Could you retype the records below exactly as they appear, skipping any pictures?

Items from an interface collection:
-*-
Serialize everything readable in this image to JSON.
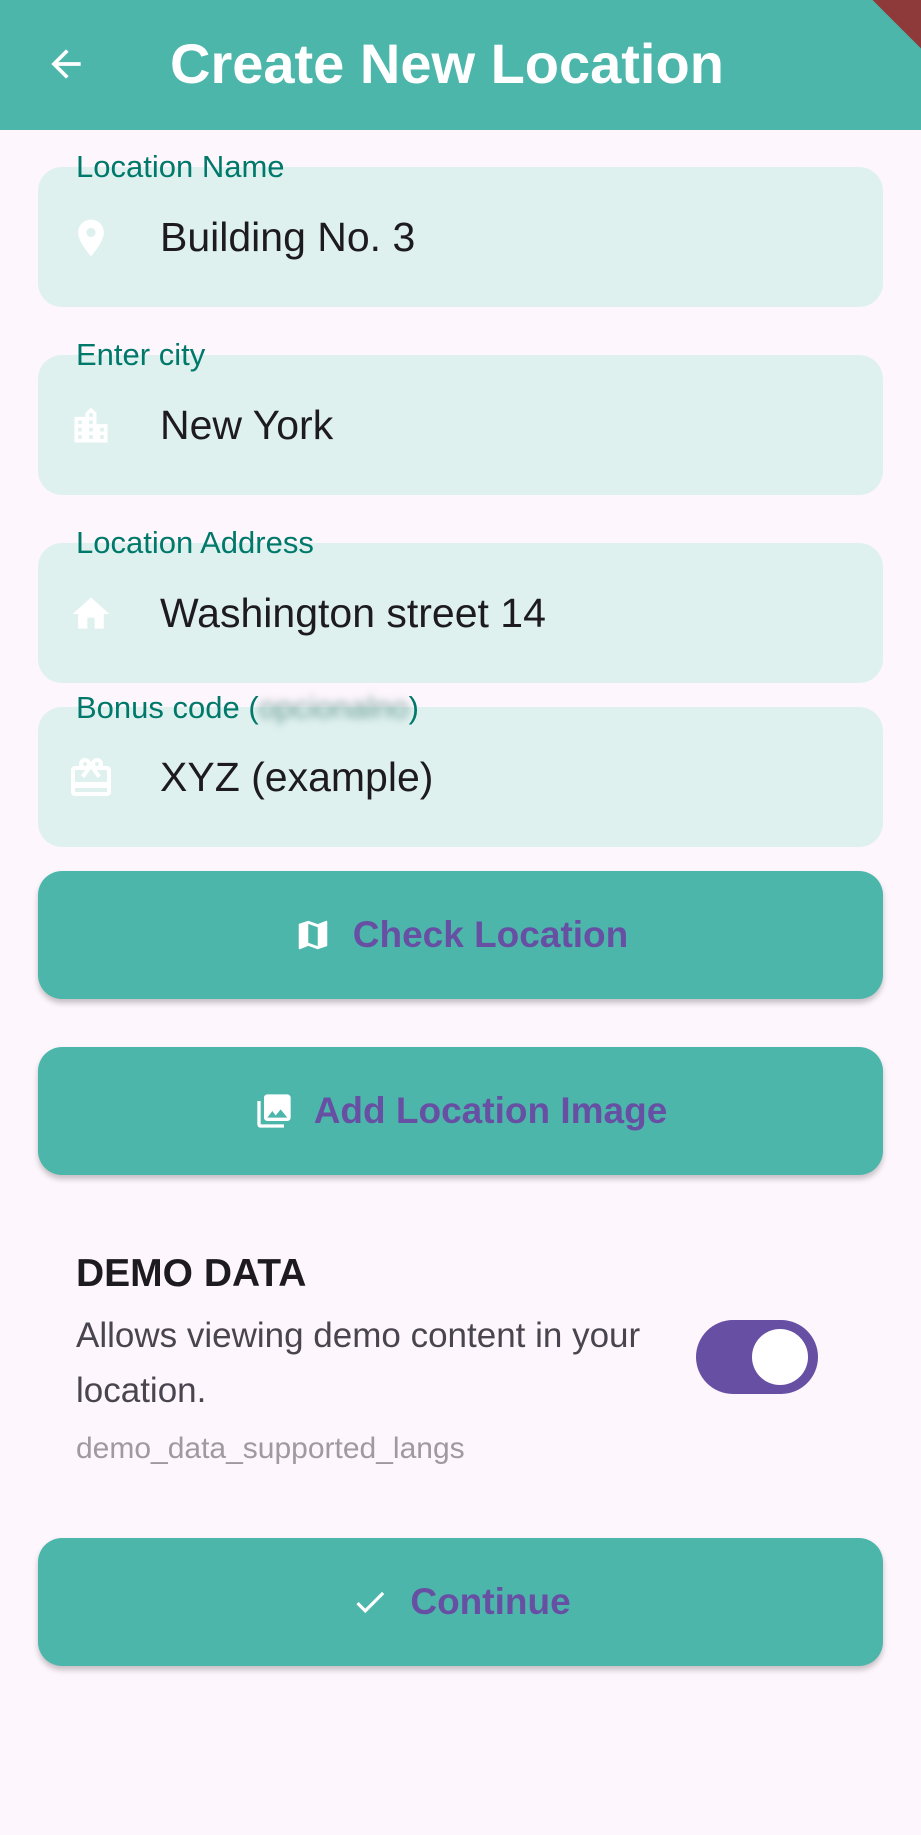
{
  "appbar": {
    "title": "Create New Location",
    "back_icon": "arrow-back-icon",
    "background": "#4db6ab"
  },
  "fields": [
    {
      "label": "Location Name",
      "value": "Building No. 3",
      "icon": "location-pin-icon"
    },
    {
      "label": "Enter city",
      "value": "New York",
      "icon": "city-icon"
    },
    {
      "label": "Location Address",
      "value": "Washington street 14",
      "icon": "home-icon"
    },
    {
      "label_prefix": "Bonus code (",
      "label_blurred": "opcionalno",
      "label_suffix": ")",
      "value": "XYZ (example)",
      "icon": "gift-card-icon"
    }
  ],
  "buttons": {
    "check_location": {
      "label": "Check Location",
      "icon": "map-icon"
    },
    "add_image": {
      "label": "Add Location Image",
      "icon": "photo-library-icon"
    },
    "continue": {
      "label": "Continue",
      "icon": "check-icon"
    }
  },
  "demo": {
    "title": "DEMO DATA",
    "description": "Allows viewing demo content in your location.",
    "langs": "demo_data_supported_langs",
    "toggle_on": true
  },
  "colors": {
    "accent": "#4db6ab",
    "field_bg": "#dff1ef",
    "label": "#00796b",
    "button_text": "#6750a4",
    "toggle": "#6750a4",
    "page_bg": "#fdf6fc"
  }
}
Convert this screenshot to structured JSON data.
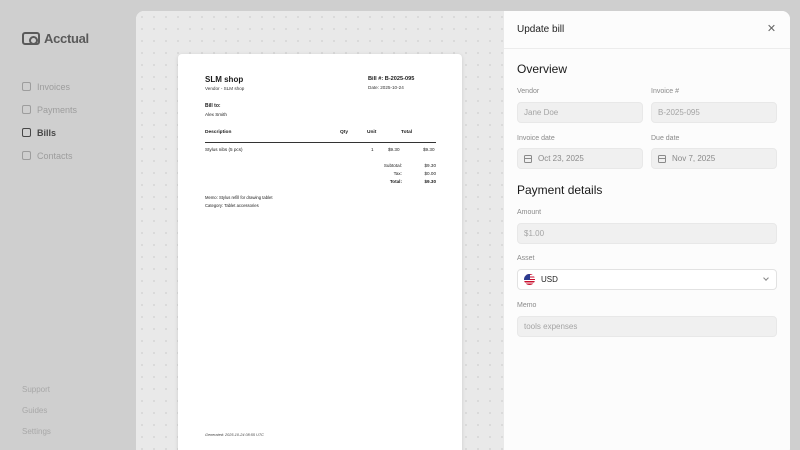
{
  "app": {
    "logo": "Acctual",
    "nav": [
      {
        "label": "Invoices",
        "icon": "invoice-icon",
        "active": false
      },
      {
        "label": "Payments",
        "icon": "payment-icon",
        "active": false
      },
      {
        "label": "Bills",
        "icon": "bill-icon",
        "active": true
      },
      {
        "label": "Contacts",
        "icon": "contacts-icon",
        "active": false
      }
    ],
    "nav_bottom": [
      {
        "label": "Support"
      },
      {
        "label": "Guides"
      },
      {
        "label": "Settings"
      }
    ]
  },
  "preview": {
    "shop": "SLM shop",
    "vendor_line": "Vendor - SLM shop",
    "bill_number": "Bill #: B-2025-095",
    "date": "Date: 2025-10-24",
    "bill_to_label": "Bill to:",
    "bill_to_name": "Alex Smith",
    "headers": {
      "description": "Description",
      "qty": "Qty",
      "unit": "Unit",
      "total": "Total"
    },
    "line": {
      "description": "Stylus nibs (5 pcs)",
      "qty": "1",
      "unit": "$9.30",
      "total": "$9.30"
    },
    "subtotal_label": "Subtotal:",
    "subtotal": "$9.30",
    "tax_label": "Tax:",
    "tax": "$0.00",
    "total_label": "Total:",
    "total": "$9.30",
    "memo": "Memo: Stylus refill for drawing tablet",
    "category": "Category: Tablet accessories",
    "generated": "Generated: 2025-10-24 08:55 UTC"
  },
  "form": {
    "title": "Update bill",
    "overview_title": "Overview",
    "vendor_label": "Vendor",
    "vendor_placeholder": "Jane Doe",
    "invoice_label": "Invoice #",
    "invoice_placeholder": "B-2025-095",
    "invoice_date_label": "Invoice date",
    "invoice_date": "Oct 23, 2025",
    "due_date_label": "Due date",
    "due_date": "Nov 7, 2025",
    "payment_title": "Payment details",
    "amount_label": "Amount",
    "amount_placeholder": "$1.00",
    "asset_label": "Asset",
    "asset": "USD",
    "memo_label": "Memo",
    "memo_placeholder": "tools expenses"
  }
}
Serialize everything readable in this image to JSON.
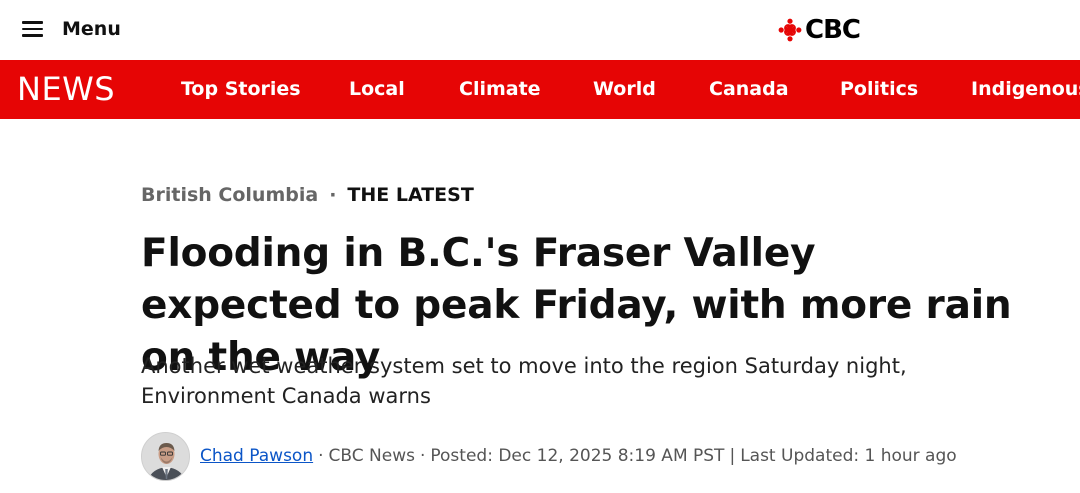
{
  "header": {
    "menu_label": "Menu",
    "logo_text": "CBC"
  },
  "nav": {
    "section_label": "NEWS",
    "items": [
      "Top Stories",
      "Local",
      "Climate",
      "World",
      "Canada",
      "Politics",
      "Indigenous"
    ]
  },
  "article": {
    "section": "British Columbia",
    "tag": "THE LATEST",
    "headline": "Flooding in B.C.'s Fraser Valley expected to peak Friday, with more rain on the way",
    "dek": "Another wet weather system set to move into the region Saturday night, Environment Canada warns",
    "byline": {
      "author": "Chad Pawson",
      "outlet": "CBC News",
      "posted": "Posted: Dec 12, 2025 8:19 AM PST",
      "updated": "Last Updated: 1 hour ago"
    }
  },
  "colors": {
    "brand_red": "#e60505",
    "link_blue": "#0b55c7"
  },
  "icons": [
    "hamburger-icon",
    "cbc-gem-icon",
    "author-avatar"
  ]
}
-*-
> [COMPLETED TASK]:
Serialize everything readable in this image to JSON.
{
  "appbar": {
    "title": "Create New Location",
    "back_icon": "arrow-back-icon",
    "background": "#4db6ab"
  },
  "fields": [
    {
      "label": "Location Name",
      "value": "Building No. 3",
      "icon": "location-pin-icon"
    },
    {
      "label": "Enter city",
      "value": "New York",
      "icon": "city-icon"
    },
    {
      "label": "Location Address",
      "value": "Washington street 14",
      "icon": "home-icon"
    },
    {
      "label_prefix": "Bonus code (",
      "label_blurred": "opcionalno",
      "label_suffix": ")",
      "value": "XYZ (example)",
      "icon": "gift-card-icon"
    }
  ],
  "buttons": {
    "check_location": {
      "label": "Check Location",
      "icon": "map-icon"
    },
    "add_image": {
      "label": "Add Location Image",
      "icon": "photo-library-icon"
    },
    "continue": {
      "label": "Continue",
      "icon": "check-icon"
    }
  },
  "demo": {
    "title": "DEMO DATA",
    "description": "Allows viewing demo content in your location.",
    "langs": "demo_data_supported_langs",
    "toggle_on": true
  },
  "colors": {
    "accent": "#4db6ab",
    "field_bg": "#dff1ef",
    "label": "#00796b",
    "button_text": "#6750a4",
    "toggle": "#6750a4",
    "page_bg": "#fdf6fc"
  }
}
Convert this screenshot to structured JSON data.
{
  "app": {
    "logo": "Acctual",
    "nav": [
      {
        "label": "Invoices",
        "icon": "invoice-icon",
        "active": false
      },
      {
        "label": "Payments",
        "icon": "payment-icon",
        "active": false
      },
      {
        "label": "Bills",
        "icon": "bill-icon",
        "active": true
      },
      {
        "label": "Contacts",
        "icon": "contacts-icon",
        "active": false
      }
    ],
    "nav_bottom": [
      {
        "label": "Support"
      },
      {
        "label": "Guides"
      },
      {
        "label": "Settings"
      }
    ]
  },
  "preview": {
    "shop": "SLM shop",
    "vendor_line": "Vendor - SLM shop",
    "bill_number": "Bill #: B-2025-095",
    "date": "Date: 2025-10-24",
    "bill_to_label": "Bill to:",
    "bill_to_name": "Alex Smith",
    "headers": {
      "description": "Description",
      "qty": "Qty",
      "unit": "Unit",
      "total": "Total"
    },
    "line": {
      "description": "Stylus nibs (5 pcs)",
      "qty": "1",
      "unit": "$9.30",
      "total": "$9.30"
    },
    "subtotal_label": "Subtotal:",
    "subtotal": "$9.30",
    "tax_label": "Tax:",
    "tax": "$0.00",
    "total_label": "Total:",
    "total": "$9.30",
    "memo": "Memo: Stylus refill for drawing tablet",
    "category": "Category: Tablet accessories",
    "generated": "Generated: 2025-10-24 08:55 UTC"
  },
  "form": {
    "title": "Update bill",
    "overview_title": "Overview",
    "vendor_label": "Vendor",
    "vendor_placeholder": "Jane Doe",
    "invoice_label": "Invoice #",
    "invoice_placeholder": "B-2025-095",
    "invoice_date_label": "Invoice date",
    "invoice_date": "Oct 23, 2025",
    "due_date_label": "Due date",
    "due_date": "Nov 7, 2025",
    "payment_title": "Payment details",
    "amount_label": "Amount",
    "amount_placeholder": "$1.00",
    "asset_label": "Asset",
    "asset": "USD",
    "memo_label": "Memo",
    "memo_placeholder": "tools expenses"
  }
}
Serialize everything readable in this image to JSON.
{
  "header": {
    "menu_label": "Menu",
    "logo_text": "CBC"
  },
  "nav": {
    "section_label": "NEWS",
    "items": [
      "Top Stories",
      "Local",
      "Climate",
      "World",
      "Canada",
      "Politics",
      "Indigenous"
    ]
  },
  "article": {
    "section": "British Columbia",
    "tag": "THE LATEST",
    "headline": "Flooding in B.C.'s Fraser Valley expected to peak Friday, with more rain on the way",
    "dek": "Another wet weather system set to move into the region Saturday night, Environment Canada warns",
    "byline": {
      "author": "Chad Pawson",
      "outlet": "CBC News",
      "posted": "Posted: Dec 12, 2025 8:19 AM PST",
      "updated": "Last Updated: 1 hour ago"
    }
  },
  "colors": {
    "brand_red": "#e60505",
    "link_blue": "#0b55c7"
  },
  "icons": [
    "hamburger-icon",
    "cbc-gem-icon",
    "author-avatar"
  ]
}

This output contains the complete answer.